■ Directions ■
Locate all lines in the data below that hold "label" and show them.

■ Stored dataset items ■
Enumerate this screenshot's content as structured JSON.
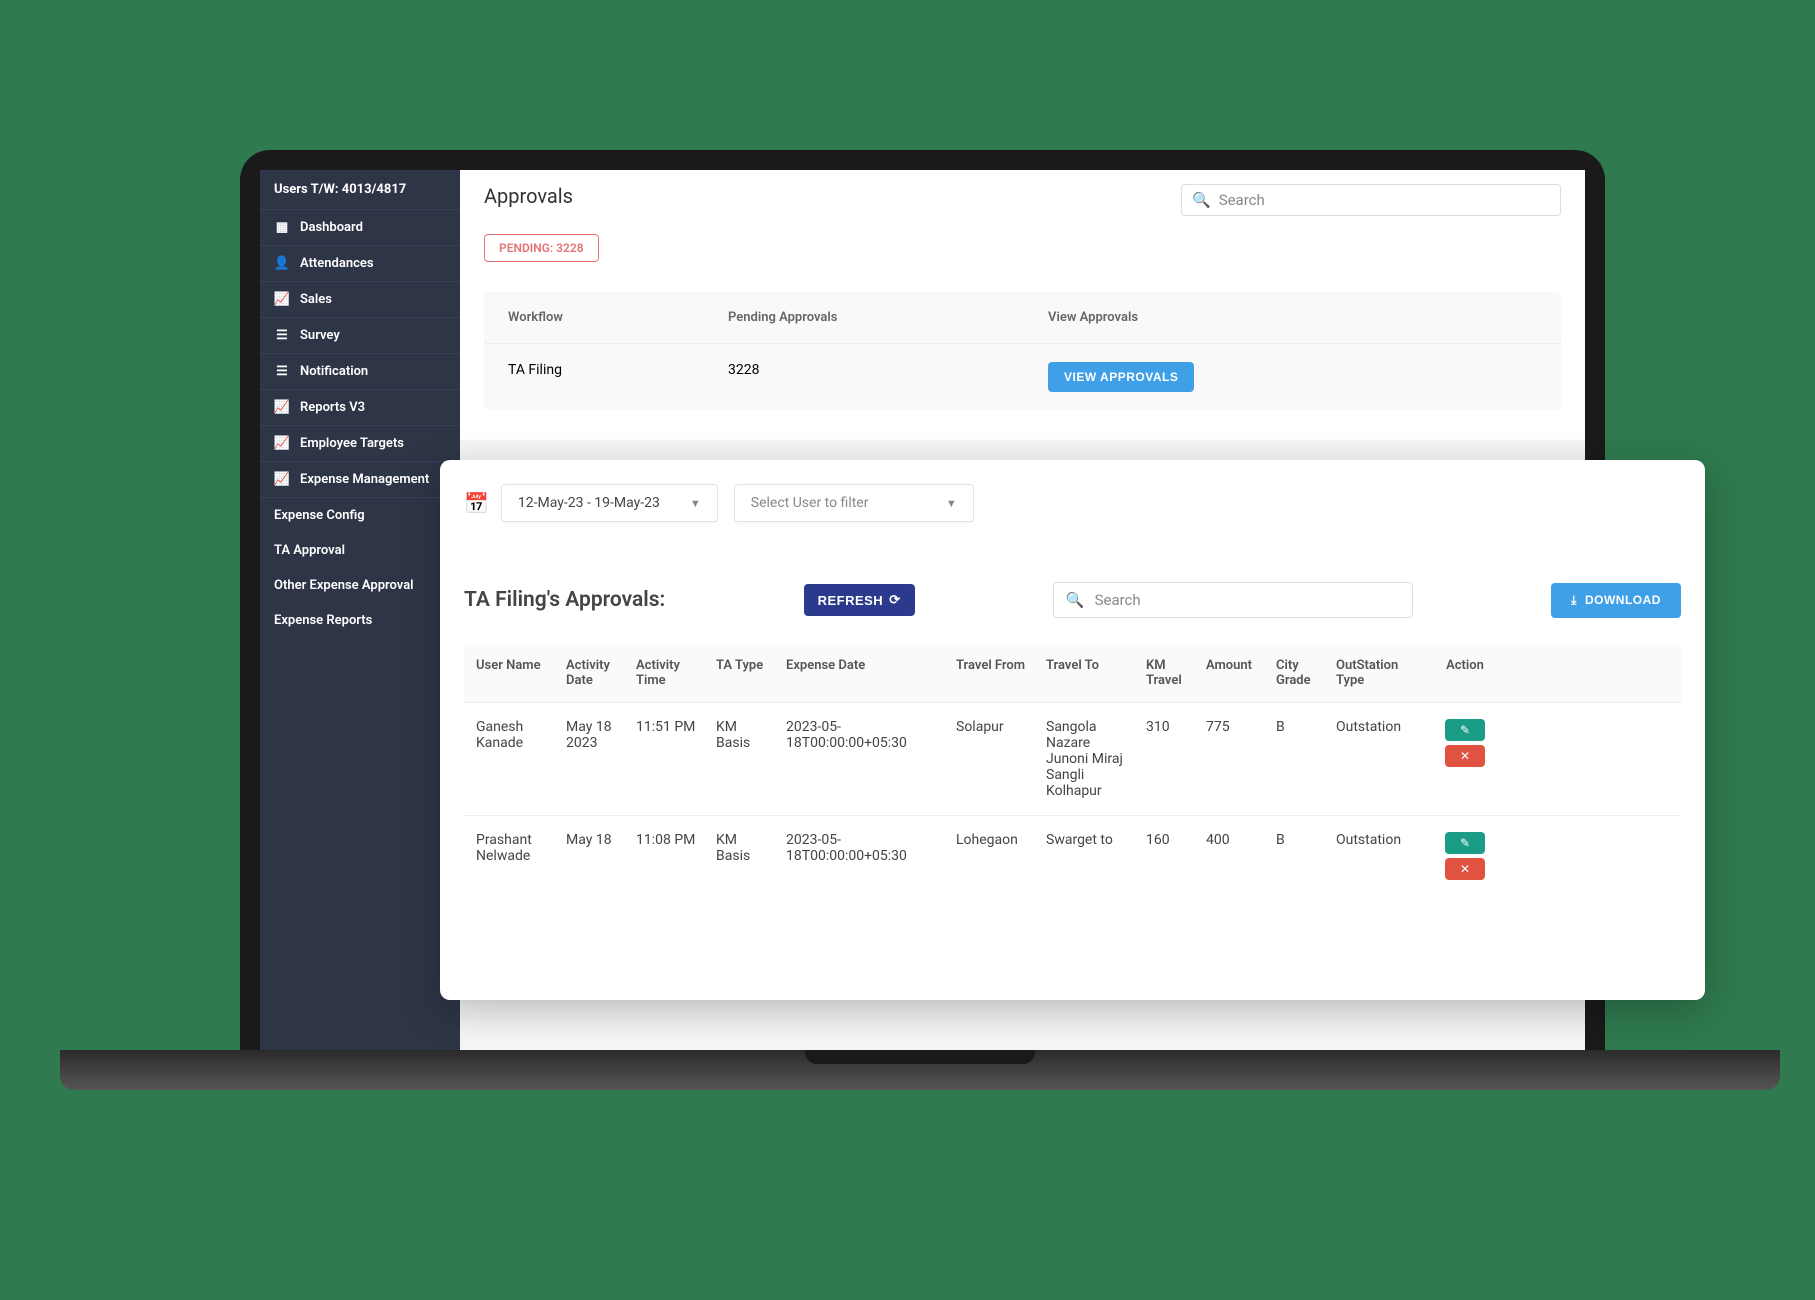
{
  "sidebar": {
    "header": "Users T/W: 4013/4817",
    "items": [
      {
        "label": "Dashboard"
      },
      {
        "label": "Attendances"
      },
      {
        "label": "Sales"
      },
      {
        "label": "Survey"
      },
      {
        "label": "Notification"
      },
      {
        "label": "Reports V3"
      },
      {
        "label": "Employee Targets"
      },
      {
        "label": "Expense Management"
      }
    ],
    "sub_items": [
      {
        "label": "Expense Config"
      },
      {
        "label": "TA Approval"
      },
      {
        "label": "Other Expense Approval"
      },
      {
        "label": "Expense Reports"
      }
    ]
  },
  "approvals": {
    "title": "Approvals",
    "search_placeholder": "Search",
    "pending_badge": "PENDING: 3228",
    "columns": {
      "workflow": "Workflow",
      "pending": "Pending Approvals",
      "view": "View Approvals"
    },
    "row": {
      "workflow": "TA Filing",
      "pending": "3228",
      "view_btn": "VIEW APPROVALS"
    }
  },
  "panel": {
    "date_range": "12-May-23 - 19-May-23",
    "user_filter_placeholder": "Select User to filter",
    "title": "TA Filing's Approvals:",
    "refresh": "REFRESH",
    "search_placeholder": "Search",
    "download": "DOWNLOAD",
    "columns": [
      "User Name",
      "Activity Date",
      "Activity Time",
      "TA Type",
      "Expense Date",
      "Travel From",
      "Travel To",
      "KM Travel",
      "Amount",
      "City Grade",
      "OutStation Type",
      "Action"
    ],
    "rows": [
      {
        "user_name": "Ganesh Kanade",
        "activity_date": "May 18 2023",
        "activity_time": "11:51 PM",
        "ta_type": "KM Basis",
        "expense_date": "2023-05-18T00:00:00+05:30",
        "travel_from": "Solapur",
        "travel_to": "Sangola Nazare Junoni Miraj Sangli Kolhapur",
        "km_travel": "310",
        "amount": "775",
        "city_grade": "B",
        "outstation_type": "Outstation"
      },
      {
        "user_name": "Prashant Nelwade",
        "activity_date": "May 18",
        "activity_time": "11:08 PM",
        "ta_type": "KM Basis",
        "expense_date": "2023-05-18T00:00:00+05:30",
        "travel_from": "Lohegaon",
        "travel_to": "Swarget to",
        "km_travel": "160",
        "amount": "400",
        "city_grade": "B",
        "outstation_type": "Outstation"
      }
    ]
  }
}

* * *

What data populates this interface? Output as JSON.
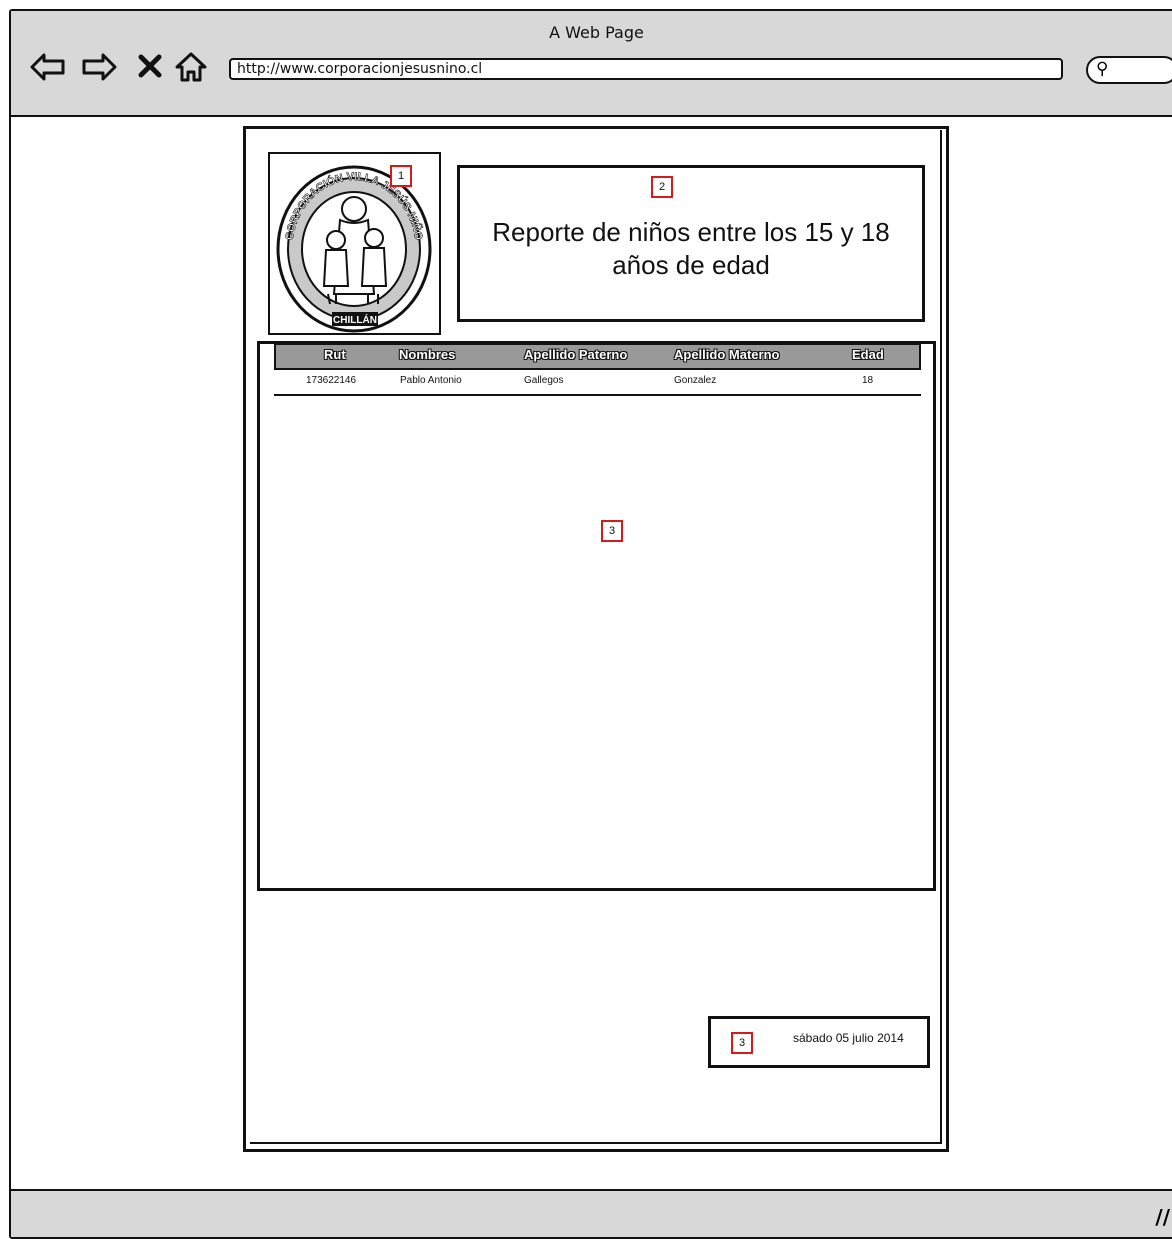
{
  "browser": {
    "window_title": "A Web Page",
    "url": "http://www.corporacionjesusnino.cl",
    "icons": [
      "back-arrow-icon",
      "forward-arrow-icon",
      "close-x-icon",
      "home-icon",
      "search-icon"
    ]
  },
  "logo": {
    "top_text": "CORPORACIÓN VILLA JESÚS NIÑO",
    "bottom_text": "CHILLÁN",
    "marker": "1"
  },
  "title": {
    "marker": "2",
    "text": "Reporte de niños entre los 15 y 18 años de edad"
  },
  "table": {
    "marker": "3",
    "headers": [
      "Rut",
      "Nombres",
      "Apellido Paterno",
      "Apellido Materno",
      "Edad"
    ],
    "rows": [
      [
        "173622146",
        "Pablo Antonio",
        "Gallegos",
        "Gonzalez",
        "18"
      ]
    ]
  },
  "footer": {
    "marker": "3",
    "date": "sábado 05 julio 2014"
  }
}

■ Answer below ■
        "label": "Dashboard"
        "label": "Attendances"
        "label": "Sales"
        "label": "Survey"
        "label": "Notification"
        "label": "Reports V3"
        "label": "Employee Targets"
        "label": "Expense Management"
        "label": "Expense Config"
        "label": "TA Approval"
        "label": "Other Expense Approval"
        "label": "Expense Reports"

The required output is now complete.